__Problem requirements__
All the data that follows should be repeated exactly, without a single picture.

Dataset START

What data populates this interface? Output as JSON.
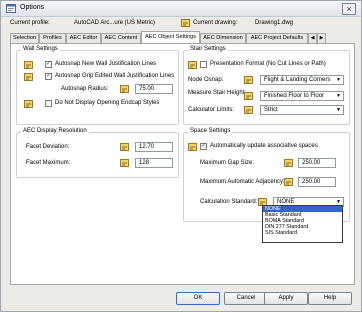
{
  "window": {
    "title": "Options",
    "close_glyph": "×"
  },
  "header": {
    "profile_label": "Current profile:",
    "profile_value": "AutoCAD Arc...ure (US Metric)",
    "drawing_label": "Current drawing:",
    "drawing_value": "Drawing1.dwg"
  },
  "tabs": [
    "Selection",
    "Profiles",
    "AEC Editor",
    "AEC Content",
    "AEC Object Settings",
    "AEC Dimension",
    "AEC Project Defaults"
  ],
  "wall": {
    "title": "Wall Settings",
    "opt1": "Autosnap New Wall Justification Lines",
    "opt2": "Autosnap Grip Edited Wall Justification Lines",
    "radius_label": "Autosnap Radius:",
    "radius_value": "75.00",
    "opt3": "Do Not Display Opening Endcap Styles"
  },
  "res": {
    "title": "AEC Display Resolution",
    "dev_label": "Facet Deviation:",
    "dev_value": "12.70",
    "max_label": "Facet Maximum:",
    "max_value": "128"
  },
  "stair": {
    "title": "Stair Settings",
    "opt1": "Presentation Format (No Cut Lines or Path)",
    "node_label": "Node Osnap:",
    "node_value": "Flight & Landing Corners",
    "height_label": "Measure Stair Height:",
    "height_value": "Finished Floor to Floor",
    "calc_label": "Calculator Limits:",
    "calc_value": "Strict"
  },
  "space": {
    "title": "Space Settings",
    "opt1": "Automatically update associative spaces",
    "gap_label": "Maximum Gap Size:",
    "gap_value": "250.00",
    "adj_label": "Maximum Automatic Adjacency:",
    "adj_value": "250.00",
    "calc_label": "Calculation Standard:",
    "calc_value": "NONE",
    "options": [
      "NONE",
      "Basic Standard",
      "BOMA Standard",
      "DIN 277 Standard",
      "SIS Standard"
    ]
  },
  "buttons": {
    "ok": "OK",
    "cancel": "Cancel",
    "apply": "Apply",
    "help": "Help"
  },
  "colors": {
    "selection": "#3364c7",
    "title_bg": "#e6eaf0"
  }
}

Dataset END

__Solution to the problem__
What data populates this interface? Output as JSON.
{
  "window": {
    "title": "Options",
    "close_glyph": "×"
  },
  "header": {
    "profile_label": "Current profile:",
    "profile_value": "AutoCAD Arc...ure (US Metric)",
    "drawing_label": "Current drawing:",
    "drawing_value": "Drawing1.dwg"
  },
  "tabs": [
    "Selection",
    "Profiles",
    "AEC Editor",
    "AEC Content",
    "AEC Object Settings",
    "AEC Dimension",
    "AEC Project Defaults"
  ],
  "wall": {
    "title": "Wall Settings",
    "opt1": "Autosnap New Wall Justification Lines",
    "opt2": "Autosnap Grip Edited Wall Justification Lines",
    "radius_label": "Autosnap Radius:",
    "radius_value": "75.00",
    "opt3": "Do Not Display Opening Endcap Styles"
  },
  "res": {
    "title": "AEC Display Resolution",
    "dev_label": "Facet Deviation:",
    "dev_value": "12.70",
    "max_label": "Facet Maximum:",
    "max_value": "128"
  },
  "stair": {
    "title": "Stair Settings",
    "opt1": "Presentation Format (No Cut Lines or Path)",
    "node_label": "Node Osnap:",
    "node_value": "Flight & Landing Corners",
    "height_label": "Measure Stair Height:",
    "height_value": "Finished Floor to Floor",
    "calc_label": "Calculator Limits:",
    "calc_value": "Strict"
  },
  "space": {
    "title": "Space Settings",
    "opt1": "Automatically update associative spaces",
    "gap_label": "Maximum Gap Size:",
    "gap_value": "250.00",
    "adj_label": "Maximum Automatic Adjacency:",
    "adj_value": "250.00",
    "calc_label": "Calculation Standard:",
    "calc_value": "NONE",
    "options": [
      "NONE",
      "Basic Standard",
      "BOMA Standard",
      "DIN 277 Standard",
      "SIS Standard"
    ]
  },
  "buttons": {
    "ok": "OK",
    "cancel": "Cancel",
    "apply": "Apply",
    "help": "Help"
  },
  "colors": {
    "selection": "#3364c7",
    "title_bg": "#e6eaf0"
  }
}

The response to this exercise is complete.